Shimomura’s clean, flat style, drawn from American comic books and Japanese ukiyo-e, draws viewers in with its pop art appeal, before confronting them with bold, pointed tableaux of racism and ignorance.

Shimomura was two years old when his family was interred in 1942 and five when they were permitted to leave. His depiction of life in the Minidoka internment camp in Idaho relies on his young memories, his grandmother's diaries and a lifetime of study and observation. His work is simultaneously autobiographical and universal.

“[The] images are scraped from the linings of my mind,” the artist writes. “Not necessarily what I remembered specifically, but what I respond with when I think of Camp Minidoka...”

In “Custom Homes,” the artist presents five paintings of mass-produced barracks, each identical except for attempts to make them a home: a different set of curtains or a different door covering. In “Shadow of the Enemy #2,” he paints the shadow of a young child and a dog against the tar-paper wall of a barrack. In “The Lineup,” he shows a broad swath of camp life by depicting older men, children and even a Japanese-American soldier waiting in line to use the restroom. Minidoka suffered more casualties from its captives-turned-soldiers in World War II than any other internment camp.

“The result of [my] search has been a visual distillation of tar-papered barracks, barbed wire and desolate landscapes, which are inhabited by muted occupants standing in line to eat and to clean, quietly interacting, contemplating their fate and to wait,” Shimomura writes. “They appear almost as actors placed within stage sets sentenced to live in eternal ennui.”

Throughout his career, Shimomura has sought not only to remind viewers of past racism, but also to address modern prejudice or ignorance. Many of his paintings and theater pieces have Shimomura’s real-life experiences behind them. The artist, remembering the once-ubiquitous American slang term Jap – used widely to describe the Japanese, especially during World War II -- notably took exception to the modern proliferation of the term JAP, short for Jewish-American Princess. After being asked by a young woman if he knew what a JAP was, and attending a seminar on how the term JAP was offensive to Jewish women that made no mention of the same-sounding anti-Japanese slur, Shimomura responded with a performance piece entitled KIKE, or in his words, “kinky, immature, kimono empress.”

Shimomura received a B.A. in Commercial Design from the University of Washington and his M.F.A. in Painting from Syracuse University.

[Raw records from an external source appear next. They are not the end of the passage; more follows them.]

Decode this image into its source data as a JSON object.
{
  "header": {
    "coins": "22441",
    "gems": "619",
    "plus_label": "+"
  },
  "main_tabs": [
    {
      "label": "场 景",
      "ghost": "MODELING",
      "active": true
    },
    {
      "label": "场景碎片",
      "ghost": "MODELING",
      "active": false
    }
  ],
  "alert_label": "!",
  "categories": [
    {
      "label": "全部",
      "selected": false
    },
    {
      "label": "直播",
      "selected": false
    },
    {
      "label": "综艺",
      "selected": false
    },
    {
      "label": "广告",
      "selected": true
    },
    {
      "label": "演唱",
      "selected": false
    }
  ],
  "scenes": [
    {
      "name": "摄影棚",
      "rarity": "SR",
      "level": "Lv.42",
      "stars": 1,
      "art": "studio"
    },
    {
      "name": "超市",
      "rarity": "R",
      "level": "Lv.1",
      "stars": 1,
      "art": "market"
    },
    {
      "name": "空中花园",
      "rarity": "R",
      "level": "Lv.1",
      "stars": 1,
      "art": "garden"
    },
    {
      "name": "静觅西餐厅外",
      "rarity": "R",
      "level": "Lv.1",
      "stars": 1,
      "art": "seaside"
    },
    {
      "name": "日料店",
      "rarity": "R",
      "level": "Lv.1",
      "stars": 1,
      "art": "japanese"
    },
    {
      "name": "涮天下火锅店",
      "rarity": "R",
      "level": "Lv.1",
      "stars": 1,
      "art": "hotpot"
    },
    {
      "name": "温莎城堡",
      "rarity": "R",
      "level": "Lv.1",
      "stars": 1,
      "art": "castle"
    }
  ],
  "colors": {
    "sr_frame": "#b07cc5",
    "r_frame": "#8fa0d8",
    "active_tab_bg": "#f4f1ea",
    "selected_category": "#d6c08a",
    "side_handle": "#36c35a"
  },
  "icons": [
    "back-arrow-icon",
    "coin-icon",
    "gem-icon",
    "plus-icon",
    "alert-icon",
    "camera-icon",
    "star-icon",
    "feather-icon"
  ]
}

He has had over 125 solo exhibitions, including “An American Diary,” a national show of his paintings which traveled to 12 museums. The Smithsonian Institution is one of the artist’s foremost collectors, as his art is in the permanent collection of the Institution’s National Museum of American History, National Building Museum and American Art Museum. Additionally, his papers and letters are being collected by the Smithsonian’s Archives of American Art.

Shimomura retired from teaching in 2004 after 35 years at the University of Kansas, which awarded him 17 general research grants and made him the first Fine Arts faculty member to be recognized as a University Distinguished Professor. The artist has received over 30 grants, including four from the National Endowment for the Arts, and has been exhibited at dozens of American universities. His work resides in the permanent collection of museums including the Art Institute of Chicago, the Denver Art Museum, the Nelson-Atkins Museum of Art, the Philadelphia Museum of Art, the Seattle Art Museum and the Whitney Museum of American Art.